HDQRS.122nd REGIMENT OHIO INFANTRY VOLS., September 10, 1864.
Took position [14th] near Charles City Court-House and entrenched. On the afternoon of the 16th marched to James River, at Wilcox’s Landing, and embarked for Bermuda Hundred, where we arrived about 1 a.m. of the 17th; thence moved immediately to the lines occupied by General Butler. At 2 a.m. of the 18th marched in front of General Butler’s lines, One hundred and twenty-second in fourth line. Returned to place of bivouac at daylight. On the afternoon of the 18th moved a mile to the right and occupied intrenchments. On the evening of the 19th marched to the left, crossed the Appomattox at Point of Rocks, and bivouacked two miles north of Petersburg, where we remained until the afternoon of the 21st, when we marched to the left and took position four miles south of Petersburg and entrenched. On

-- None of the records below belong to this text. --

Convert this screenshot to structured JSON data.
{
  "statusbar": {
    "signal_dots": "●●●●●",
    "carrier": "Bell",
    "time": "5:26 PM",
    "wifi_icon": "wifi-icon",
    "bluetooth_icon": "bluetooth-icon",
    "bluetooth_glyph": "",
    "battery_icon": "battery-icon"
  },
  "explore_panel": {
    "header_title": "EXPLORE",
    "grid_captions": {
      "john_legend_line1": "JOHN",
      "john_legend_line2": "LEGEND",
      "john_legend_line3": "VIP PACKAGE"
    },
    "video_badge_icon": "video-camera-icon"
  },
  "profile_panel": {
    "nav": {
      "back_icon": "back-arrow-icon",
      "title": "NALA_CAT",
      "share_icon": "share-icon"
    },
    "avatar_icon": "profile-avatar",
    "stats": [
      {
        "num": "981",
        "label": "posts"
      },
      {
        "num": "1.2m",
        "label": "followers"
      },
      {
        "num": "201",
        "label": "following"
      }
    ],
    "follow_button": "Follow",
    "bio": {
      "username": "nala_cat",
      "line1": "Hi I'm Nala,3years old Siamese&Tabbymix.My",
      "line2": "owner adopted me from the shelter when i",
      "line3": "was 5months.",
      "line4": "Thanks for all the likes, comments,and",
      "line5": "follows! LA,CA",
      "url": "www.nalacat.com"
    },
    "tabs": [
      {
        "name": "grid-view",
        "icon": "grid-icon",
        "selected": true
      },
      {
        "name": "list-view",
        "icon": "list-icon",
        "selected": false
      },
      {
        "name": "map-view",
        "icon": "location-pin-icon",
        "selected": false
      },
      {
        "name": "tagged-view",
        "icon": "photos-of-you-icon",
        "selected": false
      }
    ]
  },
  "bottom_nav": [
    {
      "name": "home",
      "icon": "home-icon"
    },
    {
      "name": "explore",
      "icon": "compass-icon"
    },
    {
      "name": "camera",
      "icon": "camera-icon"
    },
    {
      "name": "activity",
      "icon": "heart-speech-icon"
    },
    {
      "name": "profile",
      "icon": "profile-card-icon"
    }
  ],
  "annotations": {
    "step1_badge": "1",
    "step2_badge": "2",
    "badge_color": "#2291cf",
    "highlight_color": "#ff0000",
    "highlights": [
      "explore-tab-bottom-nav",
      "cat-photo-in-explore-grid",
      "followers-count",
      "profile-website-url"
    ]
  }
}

+For portion of report [here omitted] covering operations from May 4 to June 13, 1864, see Vol. XXXVI, Part I, p.745.
the 22nd advanced half a mile, with skirmishers actively engaged. Returned to former position. Late in the afternoon advanced again, One hundred and twenty-second in second line, and charged the enemy, who fled with but little resistance; continued to advance in line until after dark; having advanced two miles, bivouacked. On the 23rd intrenched; heavy skirmishing, but regiment not engaged. In the evening returned to the position taken on the 21st. On the evening of the 28th [29th] moved to the left and reached Reams’ Station on the Weldon railroad. The One hundred and twenty-second being in the second line took no part in the construction of the defensive works at that place. Returned to the intrenchments to the left of and near our former position on the morning of the 29 of July. On the morning of the 6th of July marched to City Point and embarked for Baltimore, Md.

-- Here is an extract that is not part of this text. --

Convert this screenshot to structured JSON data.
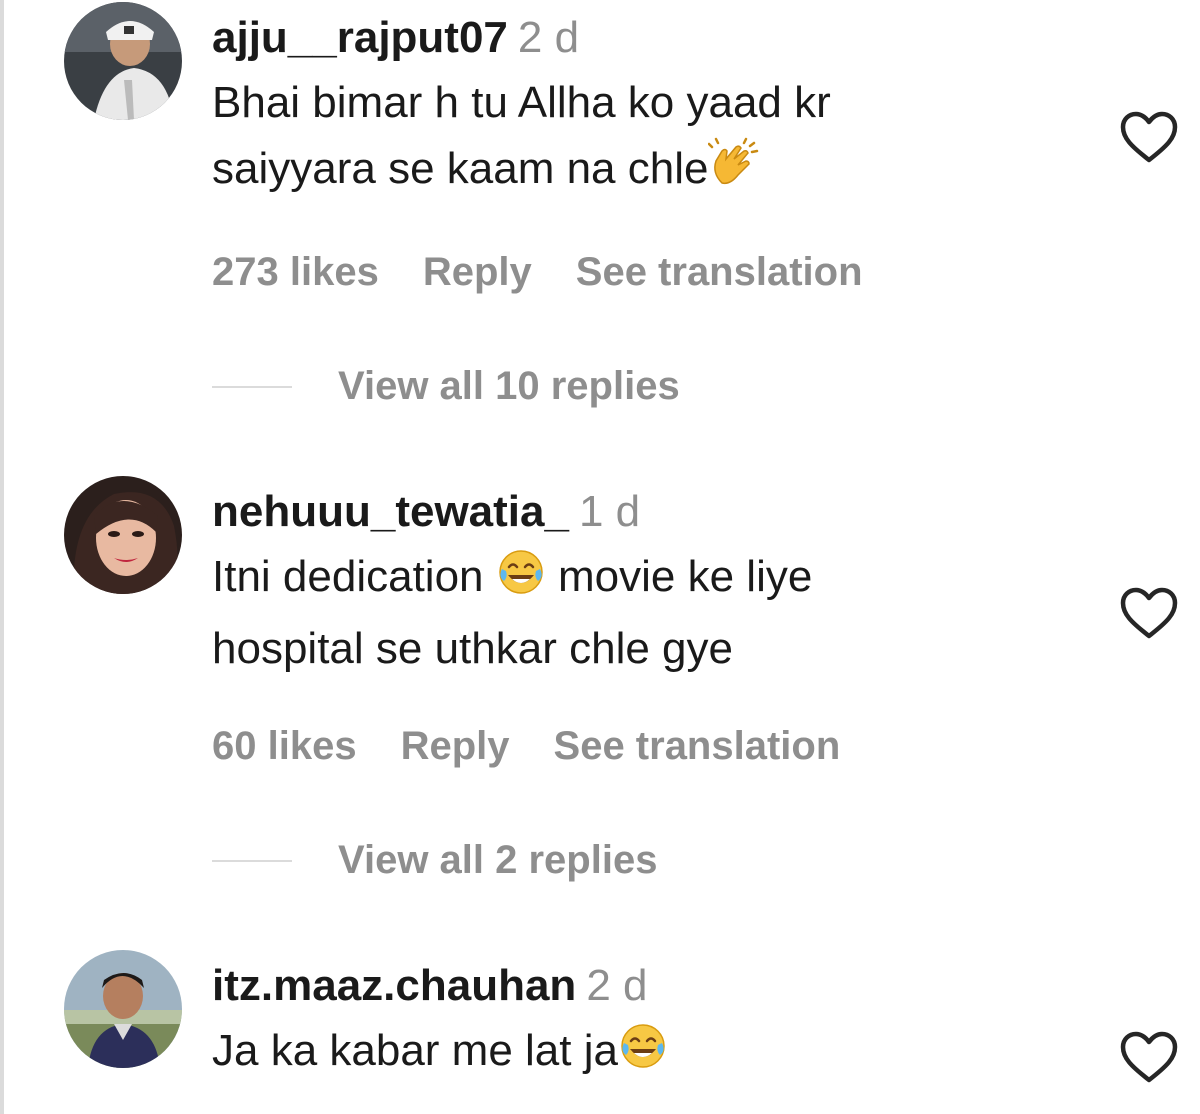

It is due to the officers and men of my command that I state that they did not on any occasion during that terrible campaign-terrible alike for fatigue and danger-hesitate to obey any command to move upon the enemy, nor did they on any occasion retire from the conflict or from their position unless ordered to do so. It is also worthy of notice that at no time during the campaign could the regiment rely upon having an hour’s rest.
I append a tabular statement of the losses during the campaign:
W. H. BALL,
Colonel 122nd Ohio Volunteers.
[Lieutenant JOHN A. GUMP,
Asst. Adjt. General, Second Brigadier, Third Div., Sixth Corps.]
- The War of the Rebellion: A Compilation of the Official Records of the Union and Confederate Armies, Volume XL, Part 1 (Serial Number 80), pages 510-511 ↩